July jobs report suggests Biden is right about a recession


The jobs report is good news for President Biden, who has insisted in recent weeks that the United States is not in recession, even though it has suffered two straight quarters of economic contraction.

But the report also challenged even the president’s own optimistic expectations about the state of the labor market β€” and appeared to contradict the administration’s theory of where the economy is headed.

Mr. Biden celebrated the report on Friday morning. “Today, the unemployment rate is at its lowest in more than 50 years: 3.5%,” he said in a statement. “More people are working than at any time in American history.”

He added: ‘There is still work to be done, but today’s jobs report shows that we are making significant progress for working families.’

The president has said for months that he expects job creation to slow soon, along with wage and price growth, as the economy shifts to a more stable state of slower growth and lower inflation.

“If average monthly job creation moves next year from current levels of 500,000 to something closer to 150,000,” Biden wrote in an op-ed for The Wall Street Journal in May, β€œIt will be a sign that we are successfully moving into the next phase of recovery – because this kind of job growth is compatible with low unemployment and a healthy economy.

White House officials prepared reporters this week for the possibility of job growth slowing, in line with Mr. Biden’s expectations. The number of job creations that exceeded expectations seemed to surprise them, once again.

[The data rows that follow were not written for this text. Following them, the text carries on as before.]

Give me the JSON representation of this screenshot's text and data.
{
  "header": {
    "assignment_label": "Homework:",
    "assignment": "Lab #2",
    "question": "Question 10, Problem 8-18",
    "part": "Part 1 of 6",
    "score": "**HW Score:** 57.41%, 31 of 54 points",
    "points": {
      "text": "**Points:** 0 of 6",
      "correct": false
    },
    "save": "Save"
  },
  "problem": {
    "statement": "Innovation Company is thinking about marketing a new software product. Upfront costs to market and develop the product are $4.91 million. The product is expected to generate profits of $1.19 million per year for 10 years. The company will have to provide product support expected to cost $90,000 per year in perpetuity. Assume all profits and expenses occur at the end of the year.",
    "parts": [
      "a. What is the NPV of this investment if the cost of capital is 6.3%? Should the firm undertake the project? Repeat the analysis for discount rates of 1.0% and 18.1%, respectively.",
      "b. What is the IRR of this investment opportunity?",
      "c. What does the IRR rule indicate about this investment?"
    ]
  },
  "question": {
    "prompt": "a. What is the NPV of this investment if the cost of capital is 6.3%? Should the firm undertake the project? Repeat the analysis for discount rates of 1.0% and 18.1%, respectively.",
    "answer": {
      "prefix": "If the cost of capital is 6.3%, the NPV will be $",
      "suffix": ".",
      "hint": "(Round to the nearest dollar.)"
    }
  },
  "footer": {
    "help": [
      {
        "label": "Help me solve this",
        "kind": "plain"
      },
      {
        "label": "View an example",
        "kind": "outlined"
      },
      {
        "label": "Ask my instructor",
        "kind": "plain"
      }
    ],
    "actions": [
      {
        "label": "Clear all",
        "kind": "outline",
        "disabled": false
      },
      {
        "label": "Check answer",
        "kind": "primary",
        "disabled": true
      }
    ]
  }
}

But Mr Biden will almost certainly cite the numbers as evidence that the economy is far from in recession. He and his aides have repeatedly said in recent weeks that the current pace of job creation is out of step with job numbers from previous recessions, and evidence that a contraction in gross domestic product does not mean that the country is mired in a recession.